WHAT YOU WILL DO
Give back the whole listing verbatim, printing none of its pictures.

▶

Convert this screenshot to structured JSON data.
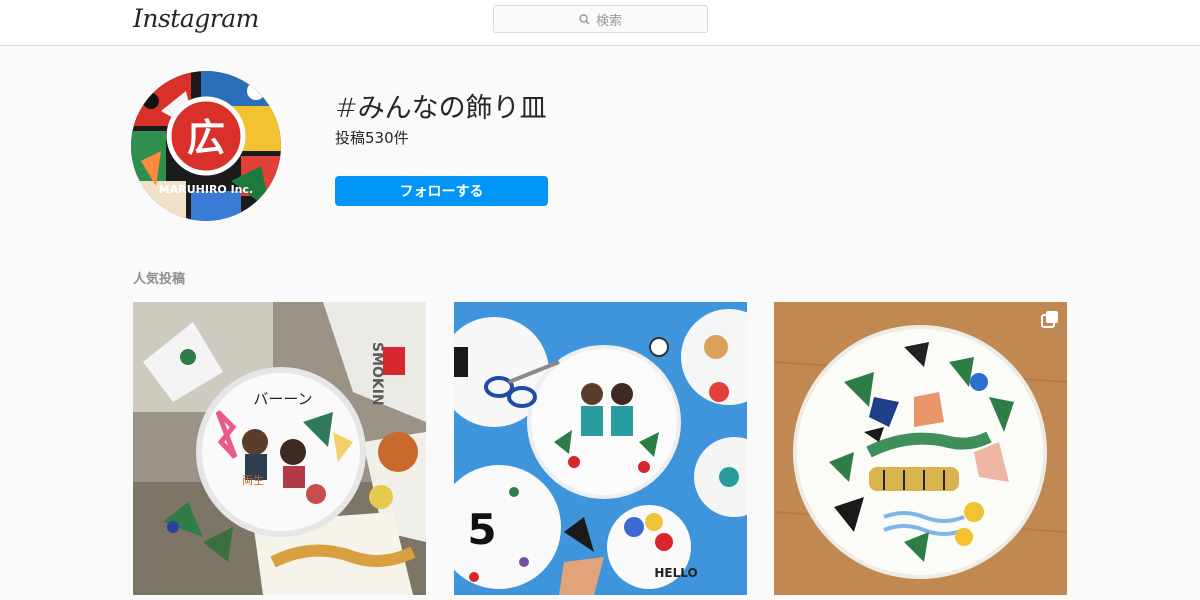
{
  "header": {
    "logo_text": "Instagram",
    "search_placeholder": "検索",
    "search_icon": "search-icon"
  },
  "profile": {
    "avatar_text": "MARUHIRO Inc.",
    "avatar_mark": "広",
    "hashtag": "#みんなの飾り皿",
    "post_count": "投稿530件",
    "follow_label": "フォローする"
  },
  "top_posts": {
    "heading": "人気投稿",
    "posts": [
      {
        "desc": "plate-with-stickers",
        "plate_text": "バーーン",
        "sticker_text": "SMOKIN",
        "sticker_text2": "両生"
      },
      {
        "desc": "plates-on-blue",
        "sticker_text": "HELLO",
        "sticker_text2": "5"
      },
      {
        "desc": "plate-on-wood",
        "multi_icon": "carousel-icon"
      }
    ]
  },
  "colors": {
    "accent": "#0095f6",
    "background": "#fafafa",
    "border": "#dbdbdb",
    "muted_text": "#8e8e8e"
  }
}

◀

ANSWER TO THIS EXERCISE
Convert this screenshot to structured JSON data.
{
  "header": {
    "logo_text": "Instagram",
    "search_placeholder": "検索",
    "search_icon": "search-icon"
  },
  "profile": {
    "avatar_text": "MARUHIRO Inc.",
    "avatar_mark": "広",
    "hashtag": "#みんなの飾り皿",
    "post_count": "投稿530件",
    "follow_label": "フォローする"
  },
  "top_posts": {
    "heading": "人気投稿",
    "posts": [
      {
        "desc": "plate-with-stickers",
        "plate_text": "バーーン",
        "sticker_text": "SMOKIN",
        "sticker_text2": "両生"
      },
      {
        "desc": "plates-on-blue",
        "sticker_text": "HELLO",
        "sticker_text2": "5"
      },
      {
        "desc": "plate-on-wood",
        "multi_icon": "carousel-icon"
      }
    ]
  },
  "colors": {
    "accent": "#0095f6",
    "background": "#fafafa",
    "border": "#dbdbdb",
    "muted_text": "#8e8e8e"
  }
}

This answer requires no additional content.